An artist known for his huge photographs pasted on public structures throughout the world says he is trying to display the dignity in human beings. The artist, who goes by the name "JR," blows up photos of ordinary people, some of them victims of extraordinary circumstances, such as war or crime, so people can look at them and see themselves. Anderson Cooper interviews JR and examines his work on the next edition of 60 Minutes, Sunday, Feb. 25 at 7:00 p.m., ET/PT.
Among the examples of his art from early in his career was a campaign to humanize youths in a Paris suburb. Images from riots there in 2005 showed young rioters destroying property. JR photographed young people from the neighborhood with tight framing, many with hoods on their heads, some making faces. He blew them up and pasted them in Paris with the subjects' names, ages and addresses.
JR said he was trying to break a stereotype, not feed it with the images. "By feeding it, it breaks [the stereotype]…the humanity. When you look at those faces," he tells Cooper, "it makes you want to smile. By playing the monster, they don't look like a monster anymore."
More recently, amid the hot-button issues of immigration and border security in America, JR erected a giant billboard on the Mexican side of the U.S. border, high enough to be seen on the U.S. side over a high fence. The image was that of a smiling Mexican toddler.

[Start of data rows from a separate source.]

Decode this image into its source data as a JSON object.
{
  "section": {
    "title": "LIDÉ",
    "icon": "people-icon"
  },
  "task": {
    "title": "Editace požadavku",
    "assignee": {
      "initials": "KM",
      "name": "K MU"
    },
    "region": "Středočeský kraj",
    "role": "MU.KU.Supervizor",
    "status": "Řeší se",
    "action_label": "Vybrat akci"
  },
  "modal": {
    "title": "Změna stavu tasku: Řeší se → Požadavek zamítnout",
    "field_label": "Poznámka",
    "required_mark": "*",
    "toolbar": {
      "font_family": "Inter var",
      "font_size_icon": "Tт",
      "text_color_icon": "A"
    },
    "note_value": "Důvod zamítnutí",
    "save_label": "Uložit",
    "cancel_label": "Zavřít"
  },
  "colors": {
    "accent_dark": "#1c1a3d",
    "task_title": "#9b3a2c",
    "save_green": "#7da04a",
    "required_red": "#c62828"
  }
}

In 2007, at the wall separating Israelis and Palestinians, he pasted pictures on the wall of everyday people from both sides but with the same profession. JR says bystanders approached him, curious as to who the people were. "I say, 'one is Israeli and one is Palestinian.' And …a big silence on the crowd. And I say, 'Who is who?' And they couldn't even recognize their enemy or their brother."